* AIM OF THE EXERCISE
Reproduce the data exactly; no word may be added or dropped.

* GIVEN ENTRIES
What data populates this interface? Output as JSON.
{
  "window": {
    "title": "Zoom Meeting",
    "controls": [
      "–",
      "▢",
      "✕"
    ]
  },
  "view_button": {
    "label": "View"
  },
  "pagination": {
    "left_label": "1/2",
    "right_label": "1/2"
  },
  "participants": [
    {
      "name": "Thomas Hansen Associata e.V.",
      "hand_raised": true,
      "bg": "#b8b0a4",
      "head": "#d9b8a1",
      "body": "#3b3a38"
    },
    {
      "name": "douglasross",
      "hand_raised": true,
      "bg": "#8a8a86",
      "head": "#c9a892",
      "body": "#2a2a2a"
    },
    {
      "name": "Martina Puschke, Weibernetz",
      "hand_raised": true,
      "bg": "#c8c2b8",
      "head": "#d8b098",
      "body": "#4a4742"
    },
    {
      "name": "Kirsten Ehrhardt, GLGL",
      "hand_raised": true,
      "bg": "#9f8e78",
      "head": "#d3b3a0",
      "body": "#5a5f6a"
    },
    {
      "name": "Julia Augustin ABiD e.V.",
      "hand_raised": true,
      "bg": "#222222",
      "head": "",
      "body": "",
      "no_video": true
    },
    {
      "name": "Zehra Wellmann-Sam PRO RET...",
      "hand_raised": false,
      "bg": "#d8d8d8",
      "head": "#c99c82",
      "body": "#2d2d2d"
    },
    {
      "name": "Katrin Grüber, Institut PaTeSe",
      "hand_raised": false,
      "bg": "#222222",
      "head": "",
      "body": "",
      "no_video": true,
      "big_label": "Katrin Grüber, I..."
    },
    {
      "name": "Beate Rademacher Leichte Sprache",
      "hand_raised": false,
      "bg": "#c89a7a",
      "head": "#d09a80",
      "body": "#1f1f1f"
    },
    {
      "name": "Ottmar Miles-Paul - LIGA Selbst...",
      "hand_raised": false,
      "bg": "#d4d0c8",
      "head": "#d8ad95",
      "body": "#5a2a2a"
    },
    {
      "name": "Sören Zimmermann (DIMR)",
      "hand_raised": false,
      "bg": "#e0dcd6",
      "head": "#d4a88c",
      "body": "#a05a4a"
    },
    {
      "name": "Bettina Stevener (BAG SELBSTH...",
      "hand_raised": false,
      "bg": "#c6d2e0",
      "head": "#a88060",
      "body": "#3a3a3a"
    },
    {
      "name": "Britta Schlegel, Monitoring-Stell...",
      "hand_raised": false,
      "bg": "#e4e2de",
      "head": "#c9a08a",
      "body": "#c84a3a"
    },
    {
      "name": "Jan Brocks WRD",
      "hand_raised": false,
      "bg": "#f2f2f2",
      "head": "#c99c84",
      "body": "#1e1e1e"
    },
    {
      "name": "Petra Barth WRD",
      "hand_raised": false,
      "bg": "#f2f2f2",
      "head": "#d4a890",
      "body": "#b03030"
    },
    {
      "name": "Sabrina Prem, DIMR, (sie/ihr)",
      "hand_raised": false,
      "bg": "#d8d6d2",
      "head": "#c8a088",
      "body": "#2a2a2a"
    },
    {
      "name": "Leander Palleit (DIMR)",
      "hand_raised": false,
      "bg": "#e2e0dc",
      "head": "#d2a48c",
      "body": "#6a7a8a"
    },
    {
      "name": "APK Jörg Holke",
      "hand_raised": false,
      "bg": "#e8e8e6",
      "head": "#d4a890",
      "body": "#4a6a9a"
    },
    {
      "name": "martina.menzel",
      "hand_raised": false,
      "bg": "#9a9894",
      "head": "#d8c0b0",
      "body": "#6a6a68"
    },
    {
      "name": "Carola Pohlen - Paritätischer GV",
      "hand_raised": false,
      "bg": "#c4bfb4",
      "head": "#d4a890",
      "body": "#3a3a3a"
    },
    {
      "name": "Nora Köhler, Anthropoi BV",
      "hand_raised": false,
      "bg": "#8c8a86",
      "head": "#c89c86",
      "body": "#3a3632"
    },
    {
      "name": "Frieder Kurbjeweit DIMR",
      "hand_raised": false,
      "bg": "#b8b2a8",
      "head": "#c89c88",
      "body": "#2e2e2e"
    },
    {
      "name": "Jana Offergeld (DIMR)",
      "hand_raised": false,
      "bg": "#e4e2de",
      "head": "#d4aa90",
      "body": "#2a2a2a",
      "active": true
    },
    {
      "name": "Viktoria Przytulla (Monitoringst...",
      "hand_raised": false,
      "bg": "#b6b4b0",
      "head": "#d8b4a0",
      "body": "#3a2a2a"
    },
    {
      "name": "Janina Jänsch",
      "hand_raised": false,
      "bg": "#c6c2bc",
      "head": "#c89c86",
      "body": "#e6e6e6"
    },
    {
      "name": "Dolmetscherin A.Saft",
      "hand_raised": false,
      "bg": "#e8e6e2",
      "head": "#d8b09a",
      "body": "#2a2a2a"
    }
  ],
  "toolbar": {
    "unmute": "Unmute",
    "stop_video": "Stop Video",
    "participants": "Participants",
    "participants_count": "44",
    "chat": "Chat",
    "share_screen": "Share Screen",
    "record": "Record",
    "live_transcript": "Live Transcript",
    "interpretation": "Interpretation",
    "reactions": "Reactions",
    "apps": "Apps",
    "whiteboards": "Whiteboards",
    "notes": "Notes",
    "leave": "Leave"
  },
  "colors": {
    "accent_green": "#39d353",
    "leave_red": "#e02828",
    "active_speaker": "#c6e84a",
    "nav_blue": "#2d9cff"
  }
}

* FINISHED TASK
What data populates this interface? Output as JSON.
{
  "window": {
    "title": "Zoom Meeting",
    "controls": [
      "–",
      "▢",
      "✕"
    ]
  },
  "view_button": {
    "label": "View"
  },
  "pagination": {
    "left_label": "1/2",
    "right_label": "1/2"
  },
  "participants": [
    {
      "name": "Thomas Hansen Associata e.V.",
      "hand_raised": true,
      "bg": "#b8b0a4",
      "head": "#d9b8a1",
      "body": "#3b3a38"
    },
    {
      "name": "douglasross",
      "hand_raised": true,
      "bg": "#8a8a86",
      "head": "#c9a892",
      "body": "#2a2a2a"
    },
    {
      "name": "Martina Puschke, Weibernetz",
      "hand_raised": true,
      "bg": "#c8c2b8",
      "head": "#d8b098",
      "body": "#4a4742"
    },
    {
      "name": "Kirsten Ehrhardt, GLGL",
      "hand_raised": true,
      "bg": "#9f8e78",
      "head": "#d3b3a0",
      "body": "#5a5f6a"
    },
    {
      "name": "Julia Augustin ABiD e.V.",
      "hand_raised": true,
      "bg": "#222222",
      "head": "",
      "body": "",
      "no_video": true
    },
    {
      "name": "Zehra Wellmann-Sam PRO RET...",
      "hand_raised": false,
      "bg": "#d8d8d8",
      "head": "#c99c82",
      "body": "#2d2d2d"
    },
    {
      "name": "Katrin Grüber, Institut PaTeSe",
      "hand_raised": false,
      "bg": "#222222",
      "head": "",
      "body": "",
      "no_video": true,
      "big_label": "Katrin Grüber, I..."
    },
    {
      "name": "Beate Rademacher Leichte Sprache",
      "hand_raised": false,
      "bg": "#c89a7a",
      "head": "#d09a80",
      "body": "#1f1f1f"
    },
    {
      "name": "Ottmar Miles-Paul - LIGA Selbst...",
      "hand_raised": false,
      "bg": "#d4d0c8",
      "head": "#d8ad95",
      "body": "#5a2a2a"
    },
    {
      "name": "Sören Zimmermann (DIMR)",
      "hand_raised": false,
      "bg": "#e0dcd6",
      "head": "#d4a88c",
      "body": "#a05a4a"
    },
    {
      "name": "Bettina Stevener (BAG SELBSTH...",
      "hand_raised": false,
      "bg": "#c6d2e0",
      "head": "#a88060",
      "body": "#3a3a3a"
    },
    {
      "name": "Britta Schlegel, Monitoring-Stell...",
      "hand_raised": false,
      "bg": "#e4e2de",
      "head": "#c9a08a",
      "body": "#c84a3a"
    },
    {
      "name": "Jan Brocks WRD",
      "hand_raised": false,
      "bg": "#f2f2f2",
      "head": "#c99c84",
      "body": "#1e1e1e"
    },
    {
      "name": "Petra Barth WRD",
      "hand_raised": false,
      "bg": "#f2f2f2",
      "head": "#d4a890",
      "body": "#b03030"
    },
    {
      "name": "Sabrina Prem, DIMR, (sie/ihr)",
      "hand_raised": false,
      "bg": "#d8d6d2",
      "head": "#c8a088",
      "body": "#2a2a2a"
    },
    {
      "name": "Leander Palleit (DIMR)",
      "hand_raised": false,
      "bg": "#e2e0dc",
      "head": "#d2a48c",
      "body": "#6a7a8a"
    },
    {
      "name": "APK Jörg Holke",
      "hand_raised": false,
      "bg": "#e8e8e6",
      "head": "#d4a890",
      "body": "#4a6a9a"
    },
    {
      "name": "martina.menzel",
      "hand_raised": false,
      "bg": "#9a9894",
      "head": "#d8c0b0",
      "body": "#6a6a68"
    },
    {
      "name": "Carola Pohlen - Paritätischer GV",
      "hand_raised": false,
      "bg": "#c4bfb4",
      "head": "#d4a890",
      "body": "#3a3a3a"
    },
    {
      "name": "Nora Köhler, Anthropoi BV",
      "hand_raised": false,
      "bg": "#8c8a86",
      "head": "#c89c86",
      "body": "#3a3632"
    },
    {
      "name": "Frieder Kurbjeweit DIMR",
      "hand_raised": false,
      "bg": "#b8b2a8",
      "head": "#c89c88",
      "body": "#2e2e2e"
    },
    {
      "name": "Jana Offergeld (DIMR)",
      "hand_raised": false,
      "bg": "#e4e2de",
      "head": "#d4aa90",
      "body": "#2a2a2a",
      "active": true
    },
    {
      "name": "Viktoria Przytulla (Monitoringst...",
      "hand_raised": false,
      "bg": "#b6b4b0",
      "head": "#d8b4a0",
      "body": "#3a2a2a"
    },
    {
      "name": "Janina Jänsch",
      "hand_raised": false,
      "bg": "#c6c2bc",
      "head": "#c89c86",
      "body": "#e6e6e6"
    },
    {
      "name": "Dolmetscherin A.Saft",
      "hand_raised": false,
      "bg": "#e8e6e2",
      "head": "#d8b09a",
      "body": "#2a2a2a"
    }
  ],
  "toolbar": {
    "unmute": "Unmute",
    "stop_video": "Stop Video",
    "participants": "Participants",
    "participants_count": "44",
    "chat": "Chat",
    "share_screen": "Share Screen",
    "record": "Record",
    "live_transcript": "Live Transcript",
    "interpretation": "Interpretation",
    "reactions": "Reactions",
    "apps": "Apps",
    "whiteboards": "Whiteboards",
    "notes": "Notes",
    "leave": "Leave"
  },
  "colors": {
    "accent_green": "#39d353",
    "leave_red": "#e02828",
    "active_speaker": "#c6e84a",
    "nav_blue": "#2d9cff"
  }
}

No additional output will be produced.